#### Prompt:
Show all lines from the material that carry the word "Catalogue".
• • • •
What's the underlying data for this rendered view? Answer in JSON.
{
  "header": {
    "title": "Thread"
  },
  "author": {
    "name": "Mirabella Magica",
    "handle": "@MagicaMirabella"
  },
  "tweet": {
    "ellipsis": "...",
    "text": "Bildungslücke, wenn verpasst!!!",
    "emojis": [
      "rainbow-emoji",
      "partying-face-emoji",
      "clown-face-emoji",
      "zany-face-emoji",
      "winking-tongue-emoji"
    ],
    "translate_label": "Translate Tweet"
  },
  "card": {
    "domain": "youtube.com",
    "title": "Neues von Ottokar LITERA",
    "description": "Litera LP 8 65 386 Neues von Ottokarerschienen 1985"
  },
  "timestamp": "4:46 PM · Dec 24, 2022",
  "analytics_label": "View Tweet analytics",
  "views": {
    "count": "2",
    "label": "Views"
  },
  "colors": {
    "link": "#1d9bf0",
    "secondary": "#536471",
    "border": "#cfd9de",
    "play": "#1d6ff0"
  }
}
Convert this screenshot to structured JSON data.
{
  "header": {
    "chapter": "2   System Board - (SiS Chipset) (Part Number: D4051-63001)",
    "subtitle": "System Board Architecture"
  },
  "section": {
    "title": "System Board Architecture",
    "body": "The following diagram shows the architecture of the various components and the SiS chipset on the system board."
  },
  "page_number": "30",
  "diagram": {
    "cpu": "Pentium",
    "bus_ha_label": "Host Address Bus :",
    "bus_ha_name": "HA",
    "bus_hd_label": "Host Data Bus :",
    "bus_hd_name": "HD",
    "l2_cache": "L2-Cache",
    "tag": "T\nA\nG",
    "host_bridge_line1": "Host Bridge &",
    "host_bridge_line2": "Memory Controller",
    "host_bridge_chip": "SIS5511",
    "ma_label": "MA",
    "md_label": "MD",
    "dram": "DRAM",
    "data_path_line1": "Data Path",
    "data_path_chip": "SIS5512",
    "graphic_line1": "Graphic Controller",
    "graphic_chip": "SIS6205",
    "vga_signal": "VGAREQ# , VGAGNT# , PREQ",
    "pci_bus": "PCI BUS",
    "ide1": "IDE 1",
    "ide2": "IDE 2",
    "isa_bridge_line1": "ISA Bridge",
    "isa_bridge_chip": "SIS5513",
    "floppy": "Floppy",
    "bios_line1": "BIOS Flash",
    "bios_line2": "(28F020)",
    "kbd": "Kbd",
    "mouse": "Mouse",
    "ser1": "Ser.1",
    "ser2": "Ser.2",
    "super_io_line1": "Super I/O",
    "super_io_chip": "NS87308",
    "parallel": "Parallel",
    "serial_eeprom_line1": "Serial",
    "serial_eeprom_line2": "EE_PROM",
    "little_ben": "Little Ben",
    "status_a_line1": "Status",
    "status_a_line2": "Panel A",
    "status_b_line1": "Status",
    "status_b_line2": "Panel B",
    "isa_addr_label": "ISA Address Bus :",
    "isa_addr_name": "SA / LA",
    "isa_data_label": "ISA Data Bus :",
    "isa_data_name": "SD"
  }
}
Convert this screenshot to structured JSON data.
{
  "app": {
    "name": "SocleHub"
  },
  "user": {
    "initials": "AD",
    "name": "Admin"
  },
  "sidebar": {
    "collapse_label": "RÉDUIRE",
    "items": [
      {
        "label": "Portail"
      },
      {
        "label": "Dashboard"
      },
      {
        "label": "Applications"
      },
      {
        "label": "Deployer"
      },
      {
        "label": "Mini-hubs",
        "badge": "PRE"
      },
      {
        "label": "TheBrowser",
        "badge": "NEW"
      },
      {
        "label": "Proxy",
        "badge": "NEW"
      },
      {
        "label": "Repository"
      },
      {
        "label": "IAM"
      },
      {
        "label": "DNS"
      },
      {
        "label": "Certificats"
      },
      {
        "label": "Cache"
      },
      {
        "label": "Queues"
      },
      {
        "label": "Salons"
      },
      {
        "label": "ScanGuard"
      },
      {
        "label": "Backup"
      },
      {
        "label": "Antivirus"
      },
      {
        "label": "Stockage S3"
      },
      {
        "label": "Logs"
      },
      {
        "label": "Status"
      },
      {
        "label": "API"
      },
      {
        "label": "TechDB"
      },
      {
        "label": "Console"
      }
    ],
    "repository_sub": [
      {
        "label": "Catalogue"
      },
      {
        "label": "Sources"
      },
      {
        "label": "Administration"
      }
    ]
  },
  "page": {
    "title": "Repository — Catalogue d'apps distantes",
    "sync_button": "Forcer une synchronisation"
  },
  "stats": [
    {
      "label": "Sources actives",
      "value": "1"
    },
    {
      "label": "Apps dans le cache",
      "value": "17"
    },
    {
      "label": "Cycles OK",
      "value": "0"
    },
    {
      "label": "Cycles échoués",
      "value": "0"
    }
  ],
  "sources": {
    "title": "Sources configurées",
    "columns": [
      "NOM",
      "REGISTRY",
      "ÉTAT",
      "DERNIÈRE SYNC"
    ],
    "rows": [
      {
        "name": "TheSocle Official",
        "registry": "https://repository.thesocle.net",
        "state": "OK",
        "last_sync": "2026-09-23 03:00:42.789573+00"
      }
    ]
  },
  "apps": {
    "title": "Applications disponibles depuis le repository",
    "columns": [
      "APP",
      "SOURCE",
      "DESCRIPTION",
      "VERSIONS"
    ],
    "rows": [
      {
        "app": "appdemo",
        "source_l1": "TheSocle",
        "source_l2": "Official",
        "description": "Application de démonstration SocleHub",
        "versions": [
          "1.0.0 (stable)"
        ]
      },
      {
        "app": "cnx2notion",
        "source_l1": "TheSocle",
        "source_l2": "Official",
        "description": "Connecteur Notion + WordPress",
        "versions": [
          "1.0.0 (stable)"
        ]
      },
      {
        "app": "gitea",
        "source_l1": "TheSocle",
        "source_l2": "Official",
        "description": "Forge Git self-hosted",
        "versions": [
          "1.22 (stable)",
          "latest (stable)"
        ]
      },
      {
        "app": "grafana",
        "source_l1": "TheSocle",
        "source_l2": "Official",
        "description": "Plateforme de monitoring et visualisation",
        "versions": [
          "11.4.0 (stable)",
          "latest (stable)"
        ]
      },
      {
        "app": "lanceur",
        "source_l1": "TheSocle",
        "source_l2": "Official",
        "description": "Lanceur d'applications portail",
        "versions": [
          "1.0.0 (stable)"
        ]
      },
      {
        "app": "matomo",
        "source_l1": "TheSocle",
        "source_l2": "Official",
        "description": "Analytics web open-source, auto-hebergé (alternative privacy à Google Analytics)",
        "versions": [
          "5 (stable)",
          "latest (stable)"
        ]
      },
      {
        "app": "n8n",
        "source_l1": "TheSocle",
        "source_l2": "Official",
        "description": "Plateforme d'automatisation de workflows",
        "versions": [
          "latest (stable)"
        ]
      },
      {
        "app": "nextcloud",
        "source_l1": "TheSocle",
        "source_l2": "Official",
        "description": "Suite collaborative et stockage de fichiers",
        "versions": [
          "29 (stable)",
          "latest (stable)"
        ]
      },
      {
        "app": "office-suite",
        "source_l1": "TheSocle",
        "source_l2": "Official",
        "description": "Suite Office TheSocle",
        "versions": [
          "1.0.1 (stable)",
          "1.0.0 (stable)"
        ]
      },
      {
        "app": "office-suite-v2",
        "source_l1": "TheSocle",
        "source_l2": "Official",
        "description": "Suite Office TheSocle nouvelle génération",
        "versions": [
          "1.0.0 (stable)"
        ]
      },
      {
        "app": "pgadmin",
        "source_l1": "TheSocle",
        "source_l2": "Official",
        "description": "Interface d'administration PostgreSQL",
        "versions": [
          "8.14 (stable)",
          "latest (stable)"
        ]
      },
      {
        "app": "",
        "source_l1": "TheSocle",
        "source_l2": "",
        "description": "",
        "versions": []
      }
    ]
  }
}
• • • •
#### Your response:
        "label": "Catalogue"
    "title": "Repository — Catalogue d'apps distantes",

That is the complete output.